The state budget is still an open book. It is not hard to see that Connecticut has serious unresolved fiscal challenges, but it is also apparent that our state has fundamental advantages and strong economic development tools at its disposal to promote job creation and infrastructure investment. One such tool is the Connecticut Green Bank.
A budget proposal recently vetoed by the governor proposed taking roughly half of the Green Bank’s annual funding for the next two years. This would be counterproductive for Connecticut’s economy, job creation and produce unintended results such as less tax dollars flowing to the state’s coffers in the long run due to the decrease in economic activity. On average, for every dollar invested by the Green Bank toward green energy projects, the private sector invests eight dollars. These co-investments help private capital lenders see the value in the green economy we are building in Connecticut. And – because the Green Bank funds projects with loans, not grants – these dollars are returned to the Green Bank so they can be invested again in even more projects.
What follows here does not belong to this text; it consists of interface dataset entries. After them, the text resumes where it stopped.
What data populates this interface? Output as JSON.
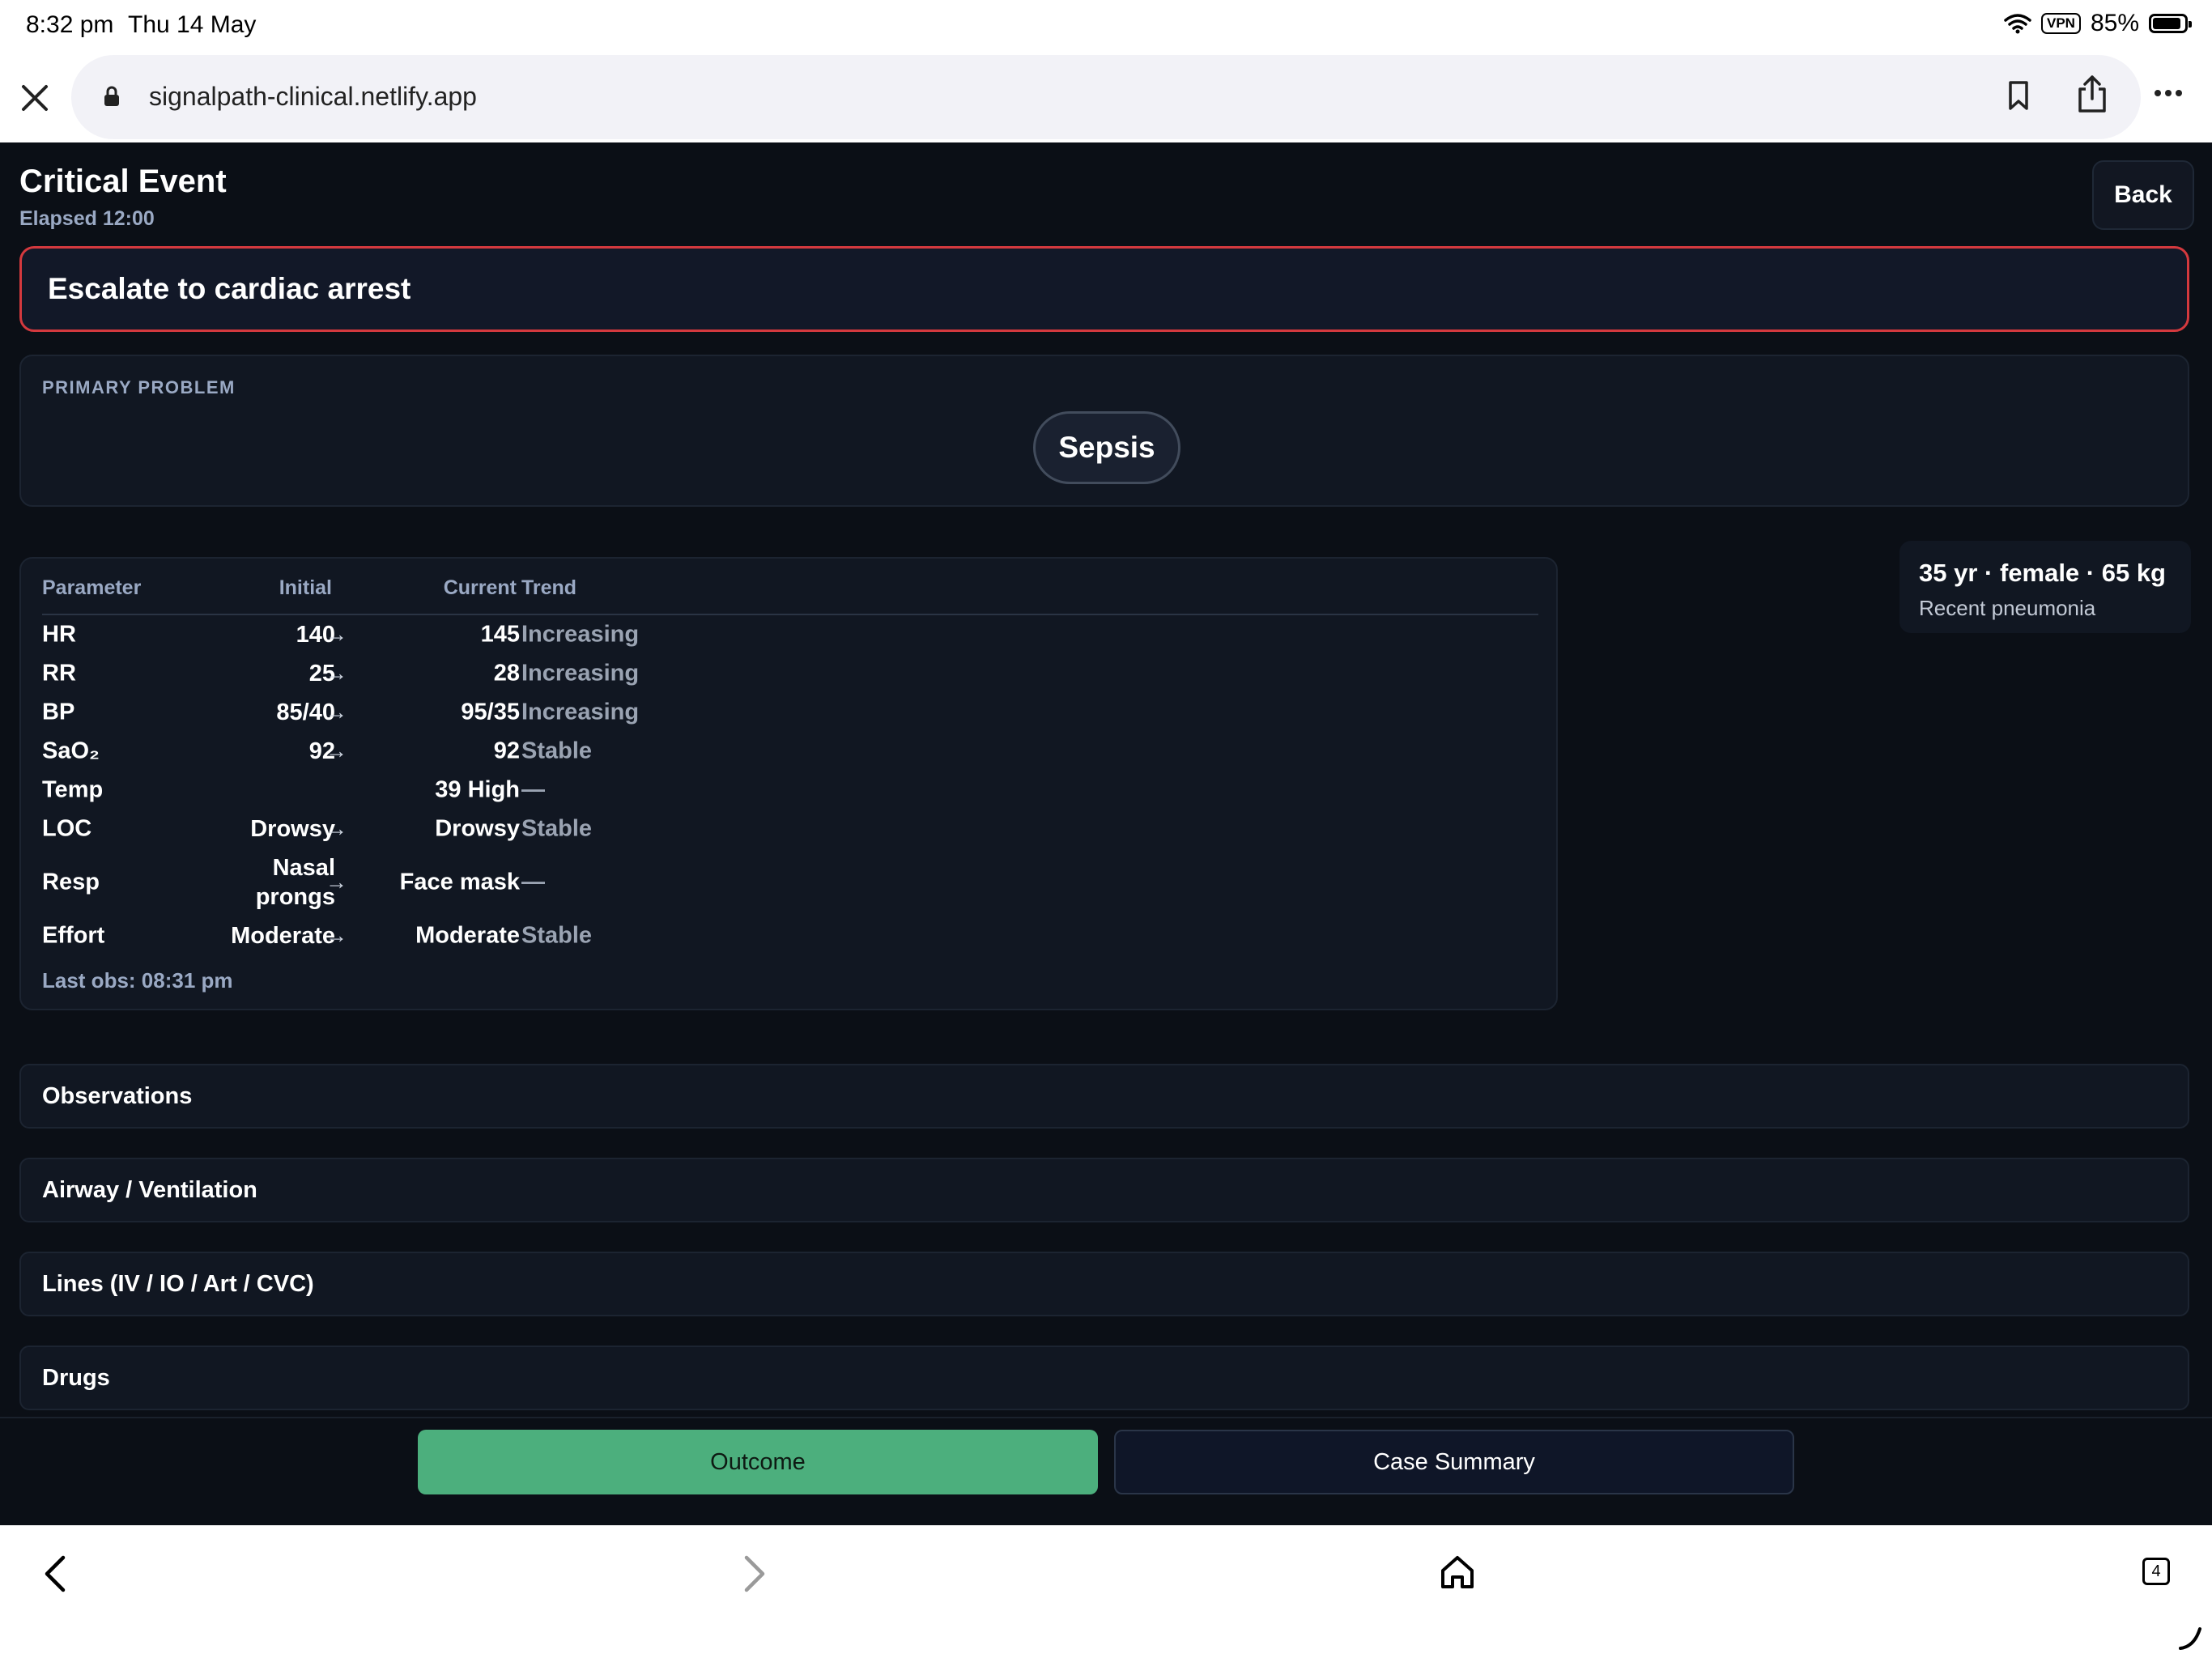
{
  "status_bar": {
    "time": "8:32 pm",
    "date": "Thu 14 May",
    "vpn": "VPN",
    "battery": "85%"
  },
  "browser": {
    "url": "signalpath-clinical.netlify.app",
    "tab_count": "4"
  },
  "header": {
    "title": "Critical Event",
    "elapsed": "Elapsed 12:00",
    "back_label": "Back"
  },
  "alert": {
    "text": "Escalate to cardiac arrest",
    "border_color": "#d4393e"
  },
  "primary_problem": {
    "label": "PRIMARY PROBLEM",
    "value": "Sepsis"
  },
  "vitals": {
    "headers": {
      "parameter": "Parameter",
      "initial": "Initial",
      "current": "Current",
      "trend": "Trend"
    },
    "rows": [
      {
        "param": "HR",
        "initial": "140",
        "current": "145",
        "trend": "Increasing"
      },
      {
        "param": "RR",
        "initial": "25",
        "current": "28",
        "trend": "Increasing"
      },
      {
        "param": "BP",
        "initial": "85/40",
        "current": "95/35",
        "trend": "Increasing"
      },
      {
        "param": "SaO₂",
        "initial": "92",
        "current": "92",
        "trend": "Stable"
      },
      {
        "param": "Temp",
        "initial": "",
        "current": "39 High",
        "trend": "—"
      },
      {
        "param": "LOC",
        "initial": "Drowsy",
        "current": "Drowsy",
        "trend": "Stable"
      },
      {
        "param": "Resp",
        "initial": "Nasal\nprongs",
        "current": "Face mask",
        "trend": "—"
      },
      {
        "param": "Effort",
        "initial": "Moderate",
        "current": "Moderate",
        "trend": "Stable"
      }
    ],
    "last_obs": "Last obs: 08:31 pm"
  },
  "patient": {
    "summary": "35 yr · female · 65 kg",
    "history": "Recent pneumonia"
  },
  "sections": [
    "Observations",
    "Airway / Ventilation",
    "Lines (IV / IO / Art / CVC)",
    "Drugs"
  ],
  "actions": {
    "outcome": "Outcome",
    "case_summary": "Case Summary",
    "outcome_color": "#4caf7d"
  }
}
The O,R&L Construction Group is building a microgrid in Bridgeport. This microgrid will provide power and heat to city hall, the police station, and a local senior center. In the event of a storm outage, the microgrid will ensure that energy is provided to these critical facilities. The finished project will save the city money over the long-term.
Through the involvement of the Connecticut Green Bank, the project attracted financing from Key Bank which enabled us to put the shovels in the ground and get to work constructing this vitally important resource. The Connecticut Green Bank is one of the most user-friendly government agencies we have ever worked with.
The Green Bank concept of public-private partnerships – started in Connecticut – is so compelling that federal legislation has been introduced to establish a national-level green bank to help finance clean energy infrastructure. The Connecticut Green Bank has helped to create over 13,000 jobs through its investments and is one of the few bright spots for job creation in our state.
The Connecticut Green Bank is growing the local and state tax base and any cuts to its funding would be a mistake. Any banker knows that it takes money to make money, and when a pledge is made to the investment community it sets in motion a whole sequence of actions based on the faith of that pledge. In the construction sector, financing provides us the capital we need to get projects started and moving towards success.
The ability of the state to attract private capital investment hinges on the belief that commitments will be honored. In this respect, using Green Bank funds to balance the state budget would be an unfortunate example of counter-productive public policy and would put the continued success of the Green Bank at risk.
Todd Renz is president of the O,R&L Construction Group.